The perfect public space should be a hot topic of conversation these days. As our cities become denser and our private space continues to shrink, we increasingly rely on places such as parks to enjoy our leisure time. But city parks should be places of commerce too and a good vendor, whether selling frosty beer or a range of newspapers, creates vibrancy and an essential public service.
So a recent ruling in New York capping the number of newspaper, book and art vendors within its leafy public parks has had members of the city’s creative community up in arms.

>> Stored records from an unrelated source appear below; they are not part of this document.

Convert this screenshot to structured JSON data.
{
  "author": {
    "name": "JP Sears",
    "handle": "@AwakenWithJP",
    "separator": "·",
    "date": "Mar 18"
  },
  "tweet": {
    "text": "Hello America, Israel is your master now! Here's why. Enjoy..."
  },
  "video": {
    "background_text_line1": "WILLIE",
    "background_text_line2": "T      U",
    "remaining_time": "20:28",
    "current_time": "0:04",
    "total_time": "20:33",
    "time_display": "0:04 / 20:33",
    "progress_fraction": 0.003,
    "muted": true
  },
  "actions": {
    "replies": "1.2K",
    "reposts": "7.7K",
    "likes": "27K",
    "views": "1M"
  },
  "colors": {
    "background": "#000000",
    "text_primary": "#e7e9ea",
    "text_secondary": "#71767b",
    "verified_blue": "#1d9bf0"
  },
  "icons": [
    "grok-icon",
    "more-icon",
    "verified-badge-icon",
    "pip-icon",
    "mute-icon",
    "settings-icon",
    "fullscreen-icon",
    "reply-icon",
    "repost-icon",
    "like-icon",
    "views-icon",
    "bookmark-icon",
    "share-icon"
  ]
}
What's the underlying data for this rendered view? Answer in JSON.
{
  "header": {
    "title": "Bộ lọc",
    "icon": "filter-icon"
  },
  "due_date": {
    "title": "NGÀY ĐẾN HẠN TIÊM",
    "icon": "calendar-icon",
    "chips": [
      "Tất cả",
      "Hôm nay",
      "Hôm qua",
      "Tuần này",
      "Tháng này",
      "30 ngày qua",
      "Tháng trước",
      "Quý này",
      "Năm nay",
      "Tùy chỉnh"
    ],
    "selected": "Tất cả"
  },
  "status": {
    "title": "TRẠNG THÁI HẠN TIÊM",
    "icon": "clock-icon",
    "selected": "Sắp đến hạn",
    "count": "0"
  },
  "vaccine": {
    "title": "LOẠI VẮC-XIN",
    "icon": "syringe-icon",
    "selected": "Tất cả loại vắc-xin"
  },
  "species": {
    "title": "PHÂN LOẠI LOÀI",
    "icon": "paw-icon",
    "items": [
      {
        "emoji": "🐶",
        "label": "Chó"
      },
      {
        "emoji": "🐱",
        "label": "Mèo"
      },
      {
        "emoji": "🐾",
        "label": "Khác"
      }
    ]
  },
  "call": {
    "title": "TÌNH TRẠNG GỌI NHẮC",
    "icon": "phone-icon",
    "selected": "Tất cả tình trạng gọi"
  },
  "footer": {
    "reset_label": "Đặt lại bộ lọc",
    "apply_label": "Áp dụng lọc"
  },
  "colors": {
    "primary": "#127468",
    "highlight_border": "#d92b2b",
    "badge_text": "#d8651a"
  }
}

Finding retail space in an urban centre can be costly for entrepreneurs; parks can provide a good first patch for what could become a fledgling company.
We’re not advocating for parks to be packed with hawkers (particularly the chintzy kind). But planners might be wise to focus on quality, rather than just quantity, when it comes to public-park retail.